Do things like this happen, as the panelists above said, because of pre-Islamic cultural hangovers? No, they happen because Islamic clerics worldwide have spoken approvingly of wife-beating. In 1984, Sheikh Yousef Qaradhawi, who is one of the most respected and influential Islamic clerics in the world, wrote: “If the husband senses that feelings of disobedience and rebelliousness are rising against him in his wife, he should try his best to rectify her attitude by kind words, gentle persuasion, and reasoning with her. If this is not helpful, he should sleep apart from her, trying to awaken her agreeable feminine nature so that serenity may be restored, and she may respond to him in a harmonious fashion. If this approach fails, it is permissible for him to beat her lightly with his hands, avoiding her face and other sensitive parts.” Even the prominent American Muslim leader Dr. Muzammil H. Siddiqi, former president of the Islamic Society of North America (ISNA), has said that “in some cases a husband may use some light disciplinary action in order to correct the moral infraction of his wife,” and has explicitly invoked Islam in support of this view: “The Koran is very clear on this issue.”

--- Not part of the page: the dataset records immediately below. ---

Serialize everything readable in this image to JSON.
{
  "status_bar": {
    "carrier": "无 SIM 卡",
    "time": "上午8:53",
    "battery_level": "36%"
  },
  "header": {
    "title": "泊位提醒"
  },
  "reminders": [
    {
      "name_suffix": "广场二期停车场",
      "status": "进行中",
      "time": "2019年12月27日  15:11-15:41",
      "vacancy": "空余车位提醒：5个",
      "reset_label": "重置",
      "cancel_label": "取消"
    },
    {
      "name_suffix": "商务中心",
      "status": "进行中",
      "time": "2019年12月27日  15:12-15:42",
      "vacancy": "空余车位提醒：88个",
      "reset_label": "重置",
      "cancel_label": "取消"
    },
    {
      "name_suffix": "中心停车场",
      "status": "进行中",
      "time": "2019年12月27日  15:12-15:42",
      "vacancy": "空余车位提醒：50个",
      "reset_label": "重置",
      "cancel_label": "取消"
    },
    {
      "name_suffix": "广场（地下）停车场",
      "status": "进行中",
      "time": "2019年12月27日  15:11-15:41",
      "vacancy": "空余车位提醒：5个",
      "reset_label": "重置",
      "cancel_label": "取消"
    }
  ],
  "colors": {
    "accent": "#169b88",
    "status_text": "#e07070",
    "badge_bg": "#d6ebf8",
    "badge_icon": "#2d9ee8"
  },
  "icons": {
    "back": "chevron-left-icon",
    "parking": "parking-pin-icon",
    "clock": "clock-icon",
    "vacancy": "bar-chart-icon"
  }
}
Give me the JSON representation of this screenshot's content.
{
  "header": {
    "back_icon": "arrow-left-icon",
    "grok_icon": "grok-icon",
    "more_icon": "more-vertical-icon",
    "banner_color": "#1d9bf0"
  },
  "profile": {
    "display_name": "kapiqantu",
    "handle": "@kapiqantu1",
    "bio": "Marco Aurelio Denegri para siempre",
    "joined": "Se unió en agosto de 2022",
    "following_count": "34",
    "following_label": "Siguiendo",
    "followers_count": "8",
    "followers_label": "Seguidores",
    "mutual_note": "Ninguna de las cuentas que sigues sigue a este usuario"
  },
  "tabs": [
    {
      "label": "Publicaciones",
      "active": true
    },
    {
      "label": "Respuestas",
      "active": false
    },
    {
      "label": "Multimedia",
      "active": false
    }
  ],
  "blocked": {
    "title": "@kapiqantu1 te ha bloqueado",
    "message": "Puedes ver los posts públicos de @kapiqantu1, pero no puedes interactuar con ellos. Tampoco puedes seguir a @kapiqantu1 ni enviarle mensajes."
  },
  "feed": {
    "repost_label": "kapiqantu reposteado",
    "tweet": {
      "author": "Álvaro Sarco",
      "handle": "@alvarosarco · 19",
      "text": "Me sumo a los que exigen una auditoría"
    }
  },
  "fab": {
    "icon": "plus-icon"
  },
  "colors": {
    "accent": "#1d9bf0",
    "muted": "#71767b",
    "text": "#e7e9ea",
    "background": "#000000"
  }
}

Reporting on this, or on how women still suffer from these and other Islamic teachings, a matter of “ignorance.” In fact, paradoxically enough, it is Deiri and others like her who are spreading genuine ignorance by ignoring, denying, and downplaying all this. And indeed, ignorance allows one to retain power -- in light of that precise and apposite statement, it is important to ask: to what end is Deiri retailing these half-truths and distortions? What power are people who do this trying to retain? Will not the only ones who benefit from this ignorance be those who are oppressing women in the Islamic world?
It is a mystery as to why Deiri would possibly want to help them – the Stockholm Syndrome comes to mind, but perhaps this is simply a matter of religious loyalty. If so, it is misplaced: the situation of women in Islam will not improve until Muslim women are willing to dare to speak about their plight, rather than to gloss over it and hope no one will notice. Perhaps in this they can follow the example of Muhammad’s wife Aisha, who once admonished him: “I have not seen any woman suffering as much as the believing women.”
That’s the first step toward ending that suffering.